Young Sheldon, get stuffed in a locker, nerd! Make way for Young Rock, NBC's new sitcom that looks at Dwayne "The Rock" Johnson's life over three separate time periods -- as a young boy, as a high schooler, and as a football player at the University of Miami. And unlike old Sheldon, who couldn't be bothered to appear in front of the camera in his own show, Johnson tells his life story himself as part of an extensive interview with Randall Park as he runs for president in 2032. Before you roll your eyes, know that this comes from showrunner Nahnatchka Khan, one of broadcast comedy's best minds and the creator of Don't Trust the B---- in Apt. 23 and Fresh Off the Boat. And you know what? Young Rock is funny and heartwarming, exactly what you'd expect from Khan. [TRAILER]
Miniseries available Wednesday on Netflix
Every once in a while, a show comes along that only exists for its ending, and the ending of Behind Her Eyes will blow your mind right out of your ears, ne'er to return again, for it will find a new home in another reality where it can be safe from finales like Behind Her Eyes. The adaptation of Sarah Pinborough's book follows a single woman who engages in an affair with a married man and befriends his wife, but it's the bat poop ending that will have people talking if they ever stop scratching their heads over what they've just seen. The psychological thriller is only five episodes long, but feel free to skip to the end. [TRAILER]
Season 3 premiere Wednesday at 10/9c on Freeform

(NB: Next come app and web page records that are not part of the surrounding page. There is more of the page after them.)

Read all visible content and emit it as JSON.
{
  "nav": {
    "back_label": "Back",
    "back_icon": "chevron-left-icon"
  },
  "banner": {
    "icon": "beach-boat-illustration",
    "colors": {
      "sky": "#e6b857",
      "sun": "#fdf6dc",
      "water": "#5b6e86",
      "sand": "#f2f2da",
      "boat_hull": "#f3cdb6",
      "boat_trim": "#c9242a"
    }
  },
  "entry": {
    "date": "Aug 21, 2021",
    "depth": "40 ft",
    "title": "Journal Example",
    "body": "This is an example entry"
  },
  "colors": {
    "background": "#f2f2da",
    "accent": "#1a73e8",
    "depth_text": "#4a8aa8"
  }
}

Good Trouble returns to Freeform this week, and after a bombshell of a Season 2 finale, Callie (Maia Mitchell) and Mariana (Cierra Ramirez) are finally ready to move on from broken relationships and get messy in new ways. The third season will push the young women, and their Coterie counterparts, more than they've ever been pushed before with Callie finding a new mentor in Kathleen Gale (Constance Zimmer), a no-bullshit attorney who isn't afraid to bend the rules to get the job done for her clients. Meanwhile, Mariana has to decide once and for all if Speckulate is the right place for her, especially considering her feelings for the boss. As the season progresses, Good Trouble will tackle issues of mental health, the homeless crisis, and Black Lives Matter as it continues to be one of the most entertaining and informative shows on TV. -Megan Vick [TRAILER]

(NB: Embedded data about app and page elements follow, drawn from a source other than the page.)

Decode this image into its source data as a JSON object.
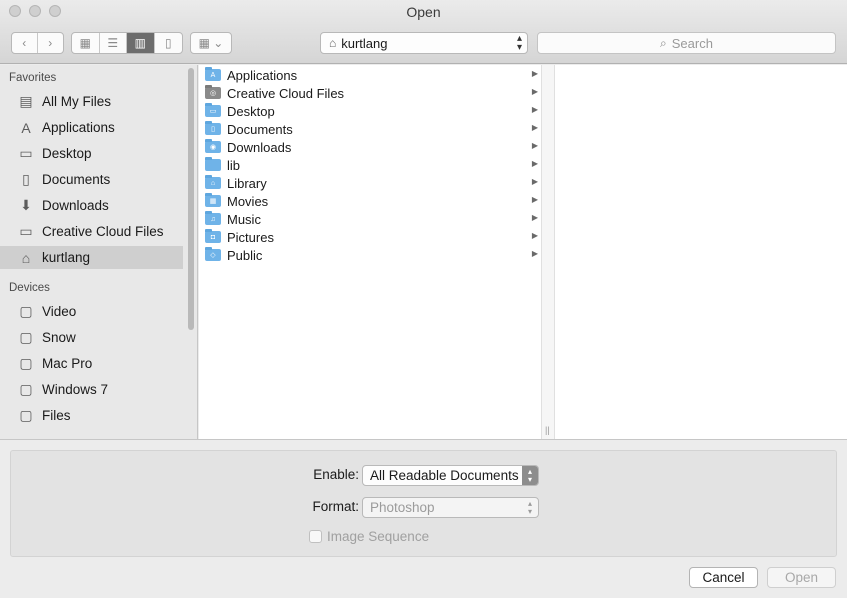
{
  "window": {
    "title": "Open"
  },
  "toolbar": {
    "back_icon": "chevron-left-icon",
    "forward_icon": "chevron-right-icon",
    "view_modes": [
      {
        "name": "icon-view",
        "glyph": "▦",
        "active": false
      },
      {
        "name": "list-view",
        "glyph": "☰",
        "active": false
      },
      {
        "name": "column-view",
        "glyph": "▥",
        "active": true
      },
      {
        "name": "cover-flow-view",
        "glyph": "▯",
        "active": false
      }
    ],
    "arrange_glyph": "▦ ⌄",
    "location": "kurtlang",
    "search_placeholder": "Search"
  },
  "sidebar": {
    "favorites_header": "Favorites",
    "favorites": [
      {
        "label": "All My Files",
        "icon": "all-files-icon",
        "glyph": "▤"
      },
      {
        "label": "Applications",
        "icon": "applications-icon",
        "glyph": "A"
      },
      {
        "label": "Desktop",
        "icon": "desktop-icon",
        "glyph": "▭"
      },
      {
        "label": "Documents",
        "icon": "documents-icon",
        "glyph": "▯"
      },
      {
        "label": "Downloads",
        "icon": "downloads-icon",
        "glyph": "⬇"
      },
      {
        "label": "Creative Cloud Files",
        "icon": "folder-icon",
        "glyph": "▭"
      },
      {
        "label": "kurtlang",
        "icon": "home-icon",
        "glyph": "⌂",
        "selected": true
      }
    ],
    "devices_header": "Devices",
    "devices": [
      {
        "label": "Video",
        "icon": "disk-icon",
        "glyph": "▢"
      },
      {
        "label": "Snow",
        "icon": "disk-icon",
        "glyph": "▢"
      },
      {
        "label": "Mac Pro",
        "icon": "disk-icon",
        "glyph": "▢"
      },
      {
        "label": "Windows 7",
        "icon": "disk-icon",
        "glyph": "▢"
      },
      {
        "label": "Files",
        "icon": "disk-icon",
        "glyph": "▢"
      }
    ]
  },
  "browser": {
    "items": [
      {
        "label": "Applications",
        "badge": "A",
        "type": "normal"
      },
      {
        "label": "Creative Cloud Files",
        "badge": "◎",
        "type": "cc"
      },
      {
        "label": "Desktop",
        "badge": "▭",
        "type": "normal"
      },
      {
        "label": "Documents",
        "badge": "▯",
        "type": "normal"
      },
      {
        "label": "Downloads",
        "badge": "◉",
        "type": "normal"
      },
      {
        "label": "lib",
        "badge": "",
        "type": "normal"
      },
      {
        "label": "Library",
        "badge": "⌂",
        "type": "normal"
      },
      {
        "label": "Movies",
        "badge": "▦",
        "type": "normal"
      },
      {
        "label": "Music",
        "badge": "♫",
        "type": "normal"
      },
      {
        "label": "Pictures",
        "badge": "◘",
        "type": "normal"
      },
      {
        "label": "Public",
        "badge": "◇",
        "type": "normal"
      }
    ],
    "chevron_glyph": "▶",
    "grip_glyph": "||"
  },
  "options": {
    "enable_label": "Enable:",
    "enable_value": "All Readable Documents",
    "format_label": "Format:",
    "format_value": "Photoshop",
    "image_sequence_label": "Image Sequence",
    "image_sequence_checked": false
  },
  "buttons": {
    "cancel": "Cancel",
    "open": "Open"
  }
}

Miniseries premiere Thursday on HBO Max
Russell T Davies follows up his dystopian future family drama Years and Years (available on HBO Max; I loved it) by going in the opposite direction on the timeline in this visit to early-'80s London. In the five-episode miniseries, a group of young gay friends find strength in each other at the advent of a movement, not knowing they're about to be thrust into the HIV and AIDS epidemic. In true Davies fashion, It's a Sin -- a smash hit in its native England -- is alternately funny, powerful, and incredibly devastating. You will be reduced to a blubbering mess. [TRAILER]

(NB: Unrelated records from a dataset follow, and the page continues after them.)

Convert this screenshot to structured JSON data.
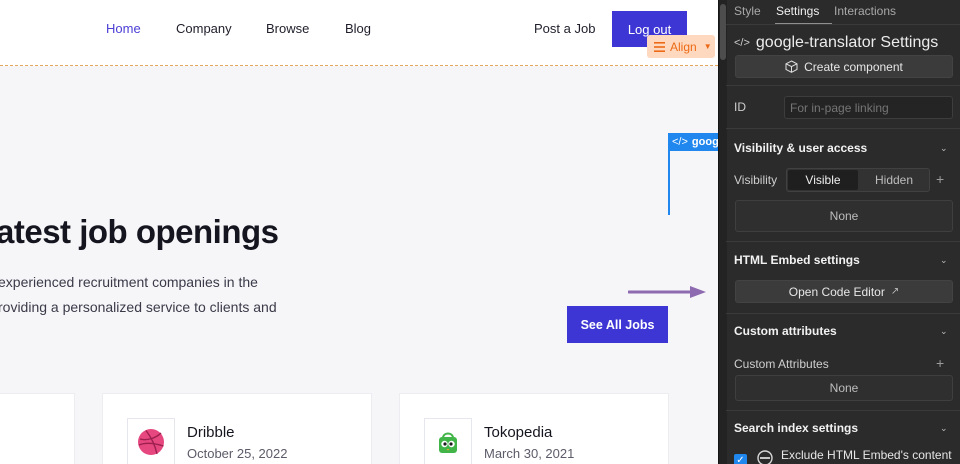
{
  "nav": {
    "links": [
      "Home",
      "Company",
      "Browse",
      "Blog"
    ],
    "post_job": "Post a Job",
    "logout": "Log out",
    "align": "Align"
  },
  "embed_tag": "googl",
  "hero": {
    "title": "atest job openings",
    "line1": "experienced recruitment companies in the",
    "line2": "roviding a personalized service to clients and",
    "see_all": "See All Jobs"
  },
  "cards": [
    {
      "name": "Dribble",
      "date": "October 25, 2022"
    },
    {
      "name": "Tokopedia",
      "date": "March 30, 2021"
    }
  ],
  "panel": {
    "tabs": [
      "Style",
      "Settings",
      "Interactions"
    ],
    "element_title": "google-translator Settings",
    "create_component": "Create component",
    "id_label": "ID",
    "id_placeholder": "For in-page linking",
    "visibility_head": "Visibility & user access",
    "visibility_label": "Visibility",
    "visible": "Visible",
    "hidden": "Hidden",
    "none1": "None",
    "embed_head": "HTML Embed settings",
    "open_code": "Open Code Editor",
    "custom_head": "Custom attributes",
    "custom_label": "Custom Attributes",
    "none2": "None",
    "search_head": "Search index settings",
    "exclude_label": "Exclude HTML Embed's content"
  },
  "colors": {
    "accent": "#3e36d4",
    "selection": "#1f87ee",
    "align_chip": "#ffd9bf"
  }
}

Season 2 premieres Friday on Apple TV+
For All Mankind is quietly one of Apple TV+'s best shows, a dad show for history and space buffs that asks the question: What would have happened if the Russians landed on the Moon first, and the space race that captivated the world never ended? The answer: moon base! Season 1 saw the Americans -- led by Altered Carbon's Joel Kinnaman -- establish living quarters on the big ol' piece of cheese, with the Soviets not far behind, and in Season 2, full-on cold war breaks out in space. [TRAILER]
Friday on Hulu
Sometimes, you only watch a movie because you know it will win a bunch of awards and you don't want to be that person who hasn't seen it when your smart friends are having a conversation about it. Nomadland, a movie that otherwise might have ducked your radar, is going to win a bunch of awards this spring, so you better check it out. The bonus here is that it actually looks great, with Frances McDormand as a widow who cruises the country in her camper looking for work, something that many older Americans were forced to do after the last recession. It's a reevaluation of life as we live it, offering looks at the unique culture of "houseless" nomads and the beauty of simply existing without the restrictions of standardized employment. [TRAILER]